## YOUR GOAL
A copy is needed of each line in the records that has the word "Pallars".

Items from a data source

################

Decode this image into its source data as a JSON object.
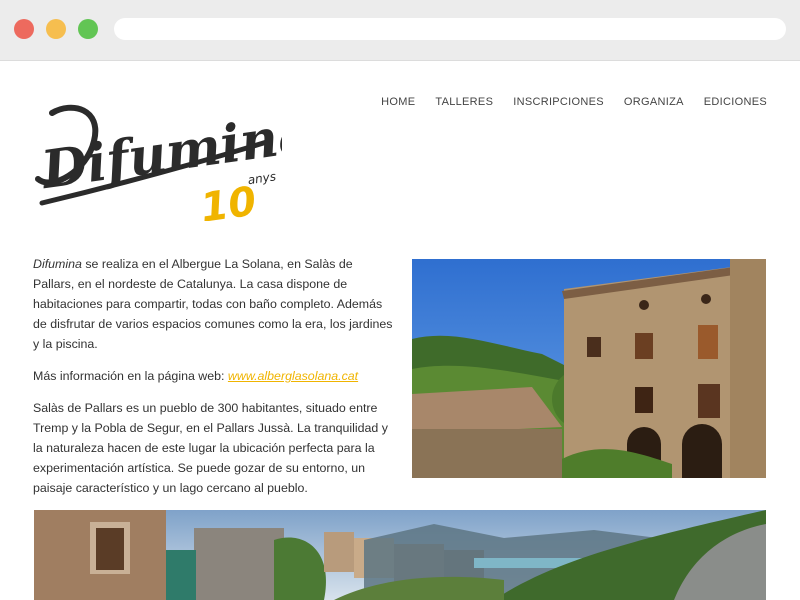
{
  "brand": {
    "name": "Difumina",
    "badge_number": "10",
    "badge_word": "anys"
  },
  "nav": {
    "items": [
      "HOME",
      "TALLERES",
      "INSCRIPCIONES",
      "ORGANIZA",
      "EDICIONES"
    ]
  },
  "content": {
    "p1_em": "Difumina",
    "p1_rest": " se realiza en el Albergue La Solana, en Salàs de Pallars, en el nordeste de Catalunya. La casa dispone de habitaciones para compartir, todas con baño completo. Además de disfrutar de varios espacios comunes como la era, los jardines y la piscina.",
    "p2_label": "Más información en la página web: ",
    "p2_link": "www.alberglasolana.cat",
    "p3": "Salàs de Pallars es un pueblo de 300 habitantes, situado entre Tremp y la Pobla de Segur, en el Pallars Jussà. La tranquilidad y la naturaleza hacen de este lugar la ubicación perfecta para la experimentación artística. Se puede gozar de su entorno, un paisaje característico y un lago cercano al pueblo."
  },
  "colors": {
    "accent_yellow": "#f0b400",
    "logo_dark": "#2b2b2b",
    "traffic_red": "#ed6a5e",
    "traffic_yellow": "#f6be4f",
    "traffic_green": "#62c554"
  }
}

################

## SOLVED PROBLEM
    "p1_rest": " se realiza en el Albergue La Solana, en Salàs de Pallars, en el nordeste de Catalunya. La casa dispone de habitaciones para compartir, todas con baño completo. Además de disfrutar de varios espacios comunes como la era, los jardines y la piscina.",
    "p3": "Salàs de Pallars es un pueblo de 300 habitantes, situado entre Tremp y la Pobla de Segur, en el Pallars Jussà. La tranquilidad y la naturaleza hacen de este lugar la ubicación perfecta para la experimentación artística. Se puede gozar de su entorno, un paisaje característico y un lago cercano al pueblo."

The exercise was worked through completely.